Daily Caller slams CNN reporter for asking the president a question

But Tucker Carlson, who founded Daily Caller, once called this "what reporters are supposed to do."

Donald Trump points to members of the news media during Monday's White House Easter Egg Roll.
Donald Trump points to members of the news media during Monday's White House Easter Egg Roll. CREDIT: Chip Somodevilla/Getty

At Monday’s White House Easter Egg Roll, CNN reporter Jim Acosta asked President Donald Trump a question about his decision to end negotiations about protections for hundreds of thousands of undocumented immigrants brought to the United States as children. Perhaps forgetting its founders’ mantra, the conservative Daily Caller was outraged.

Since Trump has not held a press conference in more than a year — 409 days, according to the Washington Post — Acosta asked it during Trump’s appearance at Monday’s event.

The Daily Caller’s Benny Johnson, who lost his job at BuzzFeed in 2014 over plagiarism allegations, blasted Acosta in a Monday afternoon column: “Jim Acosta Yelled At Trump While He Was Coloring With Children At White House Easter Egg Roll.”

Beyond the irony of Johnson serving as an arbiter of media ethics, the Daily Caller’s own history flies in the face of this criticism.  In 2012, then-Daily Caller reporter Neil Munro received national attention when he repeatedly interrupted President Barack Obama during his Rose Garden remarks (coincidentally, he was announcing the Deferred Action for Childhood Arrivals policy at the time).

Watch the video.

Daily Caller co-founder Tucker Carlson, then the site’s editor-in-chief, defended Munro’s actions. “I don’t remember Diane Sawyer scolding her colleague Sam Donaldson for heckling President Reagan. And she shouldn’t have. A reporter’s job is to ask questions and get answers. Our job is to find out what the federal government is up to. Politicians often don’t want to tell us. A good reporter gets the story. We’re proud of Neil Munro.”


Co-founder and publisher Neil Patel also defended Munro. “The President today announced a very controversial policy and does not want to answer tough questions about it. Neil Munro is a veteran Washington reporter who today tried his best to time his question to be first as the President was wrapping up his remarks.”
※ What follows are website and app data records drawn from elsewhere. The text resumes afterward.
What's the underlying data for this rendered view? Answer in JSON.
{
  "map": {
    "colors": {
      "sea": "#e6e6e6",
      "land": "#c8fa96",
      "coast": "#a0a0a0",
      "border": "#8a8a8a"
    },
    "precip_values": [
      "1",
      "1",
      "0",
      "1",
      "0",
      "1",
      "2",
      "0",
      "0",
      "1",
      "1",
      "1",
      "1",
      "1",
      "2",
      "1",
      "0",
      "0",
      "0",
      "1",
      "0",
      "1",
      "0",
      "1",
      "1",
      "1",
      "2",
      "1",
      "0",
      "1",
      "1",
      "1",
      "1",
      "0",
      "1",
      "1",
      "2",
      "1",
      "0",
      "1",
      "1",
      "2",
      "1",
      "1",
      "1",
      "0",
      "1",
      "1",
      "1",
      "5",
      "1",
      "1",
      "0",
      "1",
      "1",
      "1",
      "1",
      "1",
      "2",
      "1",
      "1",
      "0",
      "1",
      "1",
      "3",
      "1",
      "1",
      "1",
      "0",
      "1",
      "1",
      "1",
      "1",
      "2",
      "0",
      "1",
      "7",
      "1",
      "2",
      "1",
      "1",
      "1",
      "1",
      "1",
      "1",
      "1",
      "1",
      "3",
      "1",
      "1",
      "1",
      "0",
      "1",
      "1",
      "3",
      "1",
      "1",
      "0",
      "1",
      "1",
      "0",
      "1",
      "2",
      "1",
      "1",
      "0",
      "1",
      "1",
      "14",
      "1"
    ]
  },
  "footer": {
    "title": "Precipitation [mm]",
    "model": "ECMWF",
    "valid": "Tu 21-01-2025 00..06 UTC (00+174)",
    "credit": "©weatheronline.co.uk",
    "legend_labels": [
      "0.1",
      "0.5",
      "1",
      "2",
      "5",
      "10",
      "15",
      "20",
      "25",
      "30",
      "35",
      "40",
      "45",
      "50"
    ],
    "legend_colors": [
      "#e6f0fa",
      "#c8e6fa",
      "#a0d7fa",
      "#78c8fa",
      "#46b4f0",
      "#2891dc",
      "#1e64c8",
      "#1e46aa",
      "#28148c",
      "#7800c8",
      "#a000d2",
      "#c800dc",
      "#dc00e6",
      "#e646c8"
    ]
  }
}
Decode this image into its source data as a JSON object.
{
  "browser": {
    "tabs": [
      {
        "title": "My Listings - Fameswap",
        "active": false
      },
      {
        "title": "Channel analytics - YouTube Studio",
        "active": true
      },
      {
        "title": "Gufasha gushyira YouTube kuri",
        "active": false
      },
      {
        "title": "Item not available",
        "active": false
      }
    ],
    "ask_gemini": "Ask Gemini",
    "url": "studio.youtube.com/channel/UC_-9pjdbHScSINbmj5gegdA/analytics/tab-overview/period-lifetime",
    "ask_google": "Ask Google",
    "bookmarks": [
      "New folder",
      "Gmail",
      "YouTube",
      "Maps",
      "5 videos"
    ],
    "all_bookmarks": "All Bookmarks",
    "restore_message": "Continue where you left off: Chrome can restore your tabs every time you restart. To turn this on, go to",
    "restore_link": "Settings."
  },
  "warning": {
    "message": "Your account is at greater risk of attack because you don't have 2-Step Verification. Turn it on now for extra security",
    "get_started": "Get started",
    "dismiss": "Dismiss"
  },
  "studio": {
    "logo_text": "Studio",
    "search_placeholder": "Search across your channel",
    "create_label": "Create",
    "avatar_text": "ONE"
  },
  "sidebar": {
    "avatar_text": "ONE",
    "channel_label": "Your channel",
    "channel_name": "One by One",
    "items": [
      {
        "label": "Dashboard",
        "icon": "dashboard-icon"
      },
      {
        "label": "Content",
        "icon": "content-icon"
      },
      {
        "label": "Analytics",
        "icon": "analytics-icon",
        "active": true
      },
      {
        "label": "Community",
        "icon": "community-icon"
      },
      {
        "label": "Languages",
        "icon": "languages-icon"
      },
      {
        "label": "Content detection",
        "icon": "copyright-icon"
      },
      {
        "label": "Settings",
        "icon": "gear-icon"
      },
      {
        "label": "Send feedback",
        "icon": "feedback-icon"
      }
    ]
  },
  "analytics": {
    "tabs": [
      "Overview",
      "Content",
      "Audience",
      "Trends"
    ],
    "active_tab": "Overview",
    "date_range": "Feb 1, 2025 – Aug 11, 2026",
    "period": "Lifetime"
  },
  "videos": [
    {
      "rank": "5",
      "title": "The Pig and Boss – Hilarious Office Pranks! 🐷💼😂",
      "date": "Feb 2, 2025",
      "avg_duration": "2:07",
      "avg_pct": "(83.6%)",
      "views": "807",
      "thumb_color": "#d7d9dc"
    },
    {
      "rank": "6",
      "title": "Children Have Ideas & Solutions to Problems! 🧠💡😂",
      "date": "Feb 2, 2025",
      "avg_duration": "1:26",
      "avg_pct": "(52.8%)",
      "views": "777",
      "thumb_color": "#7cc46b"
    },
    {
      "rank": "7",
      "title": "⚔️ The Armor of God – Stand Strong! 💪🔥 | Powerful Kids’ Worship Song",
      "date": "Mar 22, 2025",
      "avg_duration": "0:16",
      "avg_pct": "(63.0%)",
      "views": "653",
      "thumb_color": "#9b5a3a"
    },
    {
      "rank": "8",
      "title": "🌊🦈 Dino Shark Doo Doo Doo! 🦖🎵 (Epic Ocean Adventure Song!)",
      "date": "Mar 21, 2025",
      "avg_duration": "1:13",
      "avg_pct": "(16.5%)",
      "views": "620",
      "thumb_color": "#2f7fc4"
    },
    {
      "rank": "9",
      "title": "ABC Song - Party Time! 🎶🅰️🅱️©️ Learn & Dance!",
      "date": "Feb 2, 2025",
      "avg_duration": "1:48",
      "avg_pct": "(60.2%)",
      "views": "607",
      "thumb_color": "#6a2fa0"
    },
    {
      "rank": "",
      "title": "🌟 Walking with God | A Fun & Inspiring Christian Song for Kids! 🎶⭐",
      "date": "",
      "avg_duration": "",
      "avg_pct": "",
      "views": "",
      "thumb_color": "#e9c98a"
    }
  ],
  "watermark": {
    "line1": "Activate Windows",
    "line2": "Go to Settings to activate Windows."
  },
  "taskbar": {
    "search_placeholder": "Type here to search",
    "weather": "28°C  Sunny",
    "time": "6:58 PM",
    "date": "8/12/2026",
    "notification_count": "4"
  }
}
Carlson told Huffington Post at the time that asking questions “is what reporters are supposed to do.”